The bottom cabinet is merely just a cabinet. The printer, if it has one in it, is combined in the top portion of the device. As it prints the image on the paper it then applies adhesive, puts the next piece of paper on the top and uses its heat plate to mash them together. then the blade cuts the print in the new top layer.

I agree it’s just a cabinet, but I think it’s where the printer is usually housed.

In that article I posted it says:

Regular 20 – 40 lbs paper is run through a modified Epson printer using ink that Mcor developed. A laser printer or regular inkjet can’t be used since toner and standard ink does not penetrate the page–which would create thin white bands in the finished model. Mcor had to design an ink that would do the opposite of what you normally want, and soak through the page so the colors are saturated. The printer uses really large ink cartridges, which you can see sitting on the print table in the above photo.
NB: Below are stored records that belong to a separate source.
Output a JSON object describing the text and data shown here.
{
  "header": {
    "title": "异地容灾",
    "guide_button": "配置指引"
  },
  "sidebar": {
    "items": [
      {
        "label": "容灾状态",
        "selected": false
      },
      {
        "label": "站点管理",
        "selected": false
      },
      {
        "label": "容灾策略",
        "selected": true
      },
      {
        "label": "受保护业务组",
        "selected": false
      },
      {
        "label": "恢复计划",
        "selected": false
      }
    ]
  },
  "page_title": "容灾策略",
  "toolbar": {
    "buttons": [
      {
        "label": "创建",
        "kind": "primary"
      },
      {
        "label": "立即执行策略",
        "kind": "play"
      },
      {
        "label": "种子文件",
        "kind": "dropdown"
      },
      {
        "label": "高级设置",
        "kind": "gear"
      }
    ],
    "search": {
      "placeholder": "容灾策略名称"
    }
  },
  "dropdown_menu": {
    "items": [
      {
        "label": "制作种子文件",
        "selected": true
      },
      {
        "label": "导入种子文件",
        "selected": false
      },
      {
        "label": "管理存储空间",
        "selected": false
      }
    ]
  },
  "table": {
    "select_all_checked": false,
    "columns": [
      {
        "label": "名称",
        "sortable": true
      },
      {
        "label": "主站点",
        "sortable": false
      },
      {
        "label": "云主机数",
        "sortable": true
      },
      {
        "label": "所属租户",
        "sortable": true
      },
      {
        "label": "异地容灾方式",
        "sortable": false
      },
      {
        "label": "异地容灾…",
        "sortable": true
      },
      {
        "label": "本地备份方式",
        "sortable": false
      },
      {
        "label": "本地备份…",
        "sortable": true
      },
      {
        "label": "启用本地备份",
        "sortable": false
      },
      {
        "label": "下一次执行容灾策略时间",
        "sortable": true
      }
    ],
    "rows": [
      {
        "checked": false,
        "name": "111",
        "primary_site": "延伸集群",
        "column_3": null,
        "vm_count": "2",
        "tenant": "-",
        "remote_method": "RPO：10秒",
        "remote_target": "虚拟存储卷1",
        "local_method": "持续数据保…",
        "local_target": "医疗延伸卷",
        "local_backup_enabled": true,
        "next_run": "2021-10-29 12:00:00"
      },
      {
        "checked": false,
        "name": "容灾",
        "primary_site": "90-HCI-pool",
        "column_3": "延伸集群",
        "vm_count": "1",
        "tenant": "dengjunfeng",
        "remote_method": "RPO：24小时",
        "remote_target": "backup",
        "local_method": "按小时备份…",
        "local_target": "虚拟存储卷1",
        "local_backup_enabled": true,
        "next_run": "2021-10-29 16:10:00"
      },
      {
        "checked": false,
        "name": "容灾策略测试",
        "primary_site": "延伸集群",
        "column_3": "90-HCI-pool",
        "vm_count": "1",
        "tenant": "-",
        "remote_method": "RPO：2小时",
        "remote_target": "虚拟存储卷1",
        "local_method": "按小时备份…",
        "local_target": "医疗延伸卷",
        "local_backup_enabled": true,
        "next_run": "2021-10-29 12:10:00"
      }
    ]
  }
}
The print will also have a certain amount of bleed to allow leeway for cutting.

Each page is barcoded to mark its place in the queue and if any sheets are found to be missing or out of order, the printer will pause to allow you to fix it. There are also alignment marks which are read to ensure each layer lines up properly. Once all the pages are printed they are stacked in the feeder to prep for printing.

That, in addition to the image i posted above makes me think that the printer is not in the top portion. You can see the u-shaped cutout in the shelf similar to the image below from Swico.

You can see the paper hopper here, too:

I could be totally wrong, its hard to piece together from the oddly limited amount of info available on this thing. But definitely worth investigating before thinking about purchasing.

Also, just browsing around and found this:

printer ink is really worth it’s weight in gold, huh

Without the cabinet

I sent the company an email at the address @Jon listed further up to obtain a price list for the replacement parts and consumables for this specific printer.


Given the explanation of how their ink works (it’s thin and soaky) maybe the heads last longer than I feared.

We’re not really set up for charge-by-the-hour machines, but I’d support somebody looking into it in more detail.